## What needs to be done
This exercise calls for every line of the data below with the string "will" in it.
::: Information supplied
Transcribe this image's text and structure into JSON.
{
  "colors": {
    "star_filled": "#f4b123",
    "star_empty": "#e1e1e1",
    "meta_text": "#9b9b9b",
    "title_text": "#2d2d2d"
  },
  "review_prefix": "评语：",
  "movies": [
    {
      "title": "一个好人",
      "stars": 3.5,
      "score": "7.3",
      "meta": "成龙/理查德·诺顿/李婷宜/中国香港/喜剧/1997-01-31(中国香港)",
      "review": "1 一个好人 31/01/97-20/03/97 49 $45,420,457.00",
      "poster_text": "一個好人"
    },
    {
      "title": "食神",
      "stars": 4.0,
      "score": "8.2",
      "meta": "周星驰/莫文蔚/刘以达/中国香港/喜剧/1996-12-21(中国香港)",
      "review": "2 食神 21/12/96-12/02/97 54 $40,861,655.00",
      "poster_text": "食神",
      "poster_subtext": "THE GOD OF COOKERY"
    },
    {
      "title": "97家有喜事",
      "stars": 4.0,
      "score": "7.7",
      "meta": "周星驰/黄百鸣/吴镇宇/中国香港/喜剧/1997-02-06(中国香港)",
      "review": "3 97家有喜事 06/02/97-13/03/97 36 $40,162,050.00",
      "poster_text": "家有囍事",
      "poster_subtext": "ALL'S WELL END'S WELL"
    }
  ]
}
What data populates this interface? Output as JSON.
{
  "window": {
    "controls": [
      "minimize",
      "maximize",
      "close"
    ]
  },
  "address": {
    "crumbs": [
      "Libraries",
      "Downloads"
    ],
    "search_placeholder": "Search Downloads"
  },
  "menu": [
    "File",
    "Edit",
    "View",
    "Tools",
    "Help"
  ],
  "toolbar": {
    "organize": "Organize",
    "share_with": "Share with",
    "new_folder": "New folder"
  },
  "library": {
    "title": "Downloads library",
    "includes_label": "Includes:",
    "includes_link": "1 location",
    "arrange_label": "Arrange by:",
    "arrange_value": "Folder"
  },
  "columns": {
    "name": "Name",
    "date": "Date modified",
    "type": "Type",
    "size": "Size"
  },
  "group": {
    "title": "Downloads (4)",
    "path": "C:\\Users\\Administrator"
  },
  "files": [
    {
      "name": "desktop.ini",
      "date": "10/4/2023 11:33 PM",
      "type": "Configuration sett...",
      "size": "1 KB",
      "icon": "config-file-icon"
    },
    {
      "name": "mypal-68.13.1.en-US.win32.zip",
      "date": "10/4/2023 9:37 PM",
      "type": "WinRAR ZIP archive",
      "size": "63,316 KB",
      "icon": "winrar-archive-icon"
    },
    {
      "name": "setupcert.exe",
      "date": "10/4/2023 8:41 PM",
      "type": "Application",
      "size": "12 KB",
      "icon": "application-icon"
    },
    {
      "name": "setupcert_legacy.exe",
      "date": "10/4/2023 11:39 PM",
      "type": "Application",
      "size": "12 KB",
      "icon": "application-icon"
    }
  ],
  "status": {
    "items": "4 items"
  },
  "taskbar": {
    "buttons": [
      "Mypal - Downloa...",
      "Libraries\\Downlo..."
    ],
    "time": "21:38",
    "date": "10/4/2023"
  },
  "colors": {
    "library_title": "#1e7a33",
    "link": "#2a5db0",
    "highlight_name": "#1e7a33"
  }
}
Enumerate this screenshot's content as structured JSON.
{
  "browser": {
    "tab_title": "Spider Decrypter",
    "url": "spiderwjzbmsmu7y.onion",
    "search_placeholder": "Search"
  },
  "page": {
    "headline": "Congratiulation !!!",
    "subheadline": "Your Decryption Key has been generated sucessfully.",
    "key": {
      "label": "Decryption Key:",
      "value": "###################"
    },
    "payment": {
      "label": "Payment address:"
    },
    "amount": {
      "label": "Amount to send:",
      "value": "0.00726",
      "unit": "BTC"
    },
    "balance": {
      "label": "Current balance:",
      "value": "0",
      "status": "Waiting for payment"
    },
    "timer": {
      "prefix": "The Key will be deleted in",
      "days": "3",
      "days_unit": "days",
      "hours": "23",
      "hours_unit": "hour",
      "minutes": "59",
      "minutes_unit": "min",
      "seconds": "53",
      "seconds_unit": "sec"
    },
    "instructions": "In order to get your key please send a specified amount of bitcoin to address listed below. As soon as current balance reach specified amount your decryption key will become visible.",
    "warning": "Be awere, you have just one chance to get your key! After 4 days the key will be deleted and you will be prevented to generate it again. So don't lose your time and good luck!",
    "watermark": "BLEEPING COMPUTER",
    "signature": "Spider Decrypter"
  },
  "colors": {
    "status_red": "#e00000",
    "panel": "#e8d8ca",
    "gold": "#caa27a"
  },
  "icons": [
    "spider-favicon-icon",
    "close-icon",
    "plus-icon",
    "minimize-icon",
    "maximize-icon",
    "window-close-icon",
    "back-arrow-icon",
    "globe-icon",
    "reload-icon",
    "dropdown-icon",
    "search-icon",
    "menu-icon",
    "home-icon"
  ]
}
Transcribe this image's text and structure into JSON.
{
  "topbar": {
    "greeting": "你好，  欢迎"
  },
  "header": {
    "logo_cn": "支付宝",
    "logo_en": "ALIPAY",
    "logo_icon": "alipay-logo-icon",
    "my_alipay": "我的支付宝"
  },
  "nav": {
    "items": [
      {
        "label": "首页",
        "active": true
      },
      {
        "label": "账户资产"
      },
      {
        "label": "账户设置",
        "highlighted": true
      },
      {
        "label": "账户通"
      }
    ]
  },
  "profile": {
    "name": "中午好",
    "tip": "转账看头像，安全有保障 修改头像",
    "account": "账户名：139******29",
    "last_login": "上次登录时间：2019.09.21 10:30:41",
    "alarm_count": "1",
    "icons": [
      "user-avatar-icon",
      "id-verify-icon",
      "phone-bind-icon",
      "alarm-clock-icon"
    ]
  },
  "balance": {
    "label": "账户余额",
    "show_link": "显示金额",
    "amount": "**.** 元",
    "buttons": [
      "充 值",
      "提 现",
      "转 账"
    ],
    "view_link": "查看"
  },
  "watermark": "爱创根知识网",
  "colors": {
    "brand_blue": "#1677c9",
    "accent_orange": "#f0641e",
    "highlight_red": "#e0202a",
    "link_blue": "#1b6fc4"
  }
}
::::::
## Task solution
      "prefix": "The Key will be deleted in",
    "instructions": "In order to get your key please send a specified amount of bitcoin to address listed below. As soon as current balance reach specified amount your decryption key will become visible.",
    "warning": "Be awere, you have just one chance to get your key! After 4 days the key will be deleted and you will be prevented to generate it again. So don't lose your time and good luck!",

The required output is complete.